:: GIVEN DATA ::
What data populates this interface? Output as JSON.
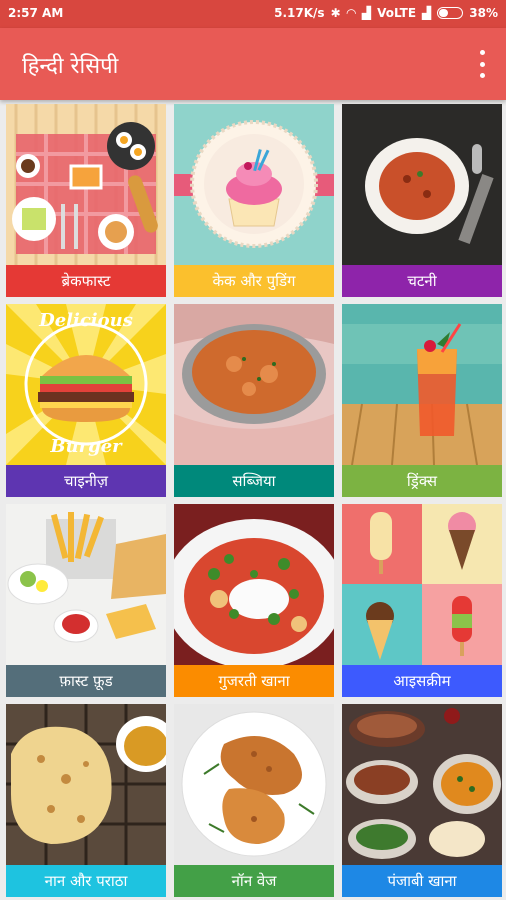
{
  "status_bar": {
    "time": "2:57 AM",
    "speed": "5.17K/s",
    "network": "VoLTE",
    "battery": "38%",
    "battery_level": 0.38
  },
  "app_bar": {
    "title": "हिन्दी रेसिपी",
    "menu_icon": "more-vert-icon"
  },
  "categories": [
    {
      "label": "ब्रेकफास्ट",
      "color": "#e53935"
    },
    {
      "label": "केक और पुडिंग",
      "color": "#fbc02d"
    },
    {
      "label": "चटनी",
      "color": "#8e24aa"
    },
    {
      "label": "चाइनीज़",
      "color": "#5e35b1"
    },
    {
      "label": "सब्जिया",
      "color": "#00897b"
    },
    {
      "label": "ड्रिंक्स",
      "color": "#7cb342"
    },
    {
      "label": "फ़ास्ट फ़ूड",
      "color": "#546e7a"
    },
    {
      "label": "गुजरती खाना",
      "color": "#fb8c00"
    },
    {
      "label": "आइसक्रीम",
      "color": "#3d5afe"
    },
    {
      "label": "नान और पराठा",
      "color": "#1ec3e0"
    },
    {
      "label": "नॉन वेज",
      "color": "#43a047"
    },
    {
      "label": "पंजाबी खाना",
      "color": "#1e88e5"
    }
  ],
  "image_texts": {
    "delicious": "Delicious",
    "burger": "Burger"
  }
}
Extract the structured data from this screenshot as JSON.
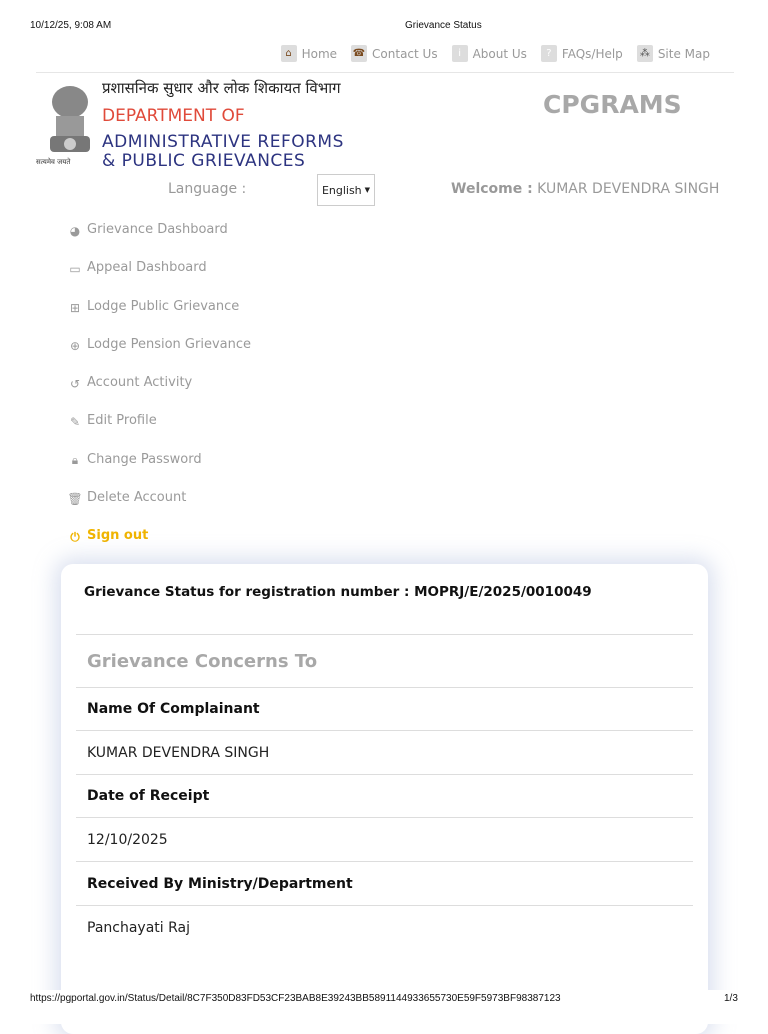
{
  "print": {
    "datetime": "10/12/25, 9:08 AM",
    "title": "Grievance Status",
    "url": "https://pgportal.gov.in/Status/Detail/8C7F350D83FD53CF23BAB8E39243BB5891144933655730E59F5973BF98387123",
    "page": "1/3"
  },
  "topnav": [
    {
      "label": "Home",
      "icon": "home-icon"
    },
    {
      "label": "Contact Us",
      "icon": "phone-icon"
    },
    {
      "label": "About Us",
      "icon": "info-icon"
    },
    {
      "label": "FAQs/Help",
      "icon": "help-icon"
    },
    {
      "label": "Site Map",
      "icon": "sitemap-icon"
    }
  ],
  "header": {
    "hindi": "प्रशासनिक सुधार और लोक शिकायत विभाग",
    "line1": "DEPARTMENT OF",
    "line2": "ADMINISTRATIVE REFORMS",
    "line3": "& PUBLIC GRIEVANCES",
    "emblem_text": "सत्यमेव जयते",
    "app": "CPGRAMS"
  },
  "language": {
    "label": "Language :",
    "selected": "English"
  },
  "welcome": {
    "label": "Welcome :",
    "user": "KUMAR DEVENDRA SINGH"
  },
  "menu": [
    {
      "label": "Grievance Dashboard",
      "icon": "dashboard-icon"
    },
    {
      "label": "Appeal Dashboard",
      "icon": "monitor-icon"
    },
    {
      "label": "Lodge Public Grievance",
      "icon": "plus-square-icon"
    },
    {
      "label": "Lodge Pension Grievance",
      "icon": "plus-circle-icon"
    },
    {
      "label": "Account Activity",
      "icon": "history-icon"
    },
    {
      "label": "Edit Profile",
      "icon": "edit-icon"
    },
    {
      "label": "Change Password",
      "icon": "lock-icon"
    },
    {
      "label": "Delete Account",
      "icon": "trash-icon"
    },
    {
      "label": "Sign out",
      "icon": "power-icon"
    }
  ],
  "card": {
    "title": "Grievance Status for registration number : MOPRJ/E/2025/0010049",
    "section": "Grievance Concerns To",
    "fields": [
      {
        "label": "Name Of Complainant",
        "value": "KUMAR DEVENDRA SINGH"
      },
      {
        "label": "Date of Receipt",
        "value": "12/10/2025"
      },
      {
        "label": "Received By Ministry/Department",
        "value": "Panchayati Raj"
      }
    ]
  }
}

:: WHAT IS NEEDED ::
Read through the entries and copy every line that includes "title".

:: FINISHED EXERCISE ::
    "title": "हिन्दी रेसिपी",
    "title": "Grievance Status",
    "title": "Grievance Status for registration number : MOPRJ/E/2025/0010049",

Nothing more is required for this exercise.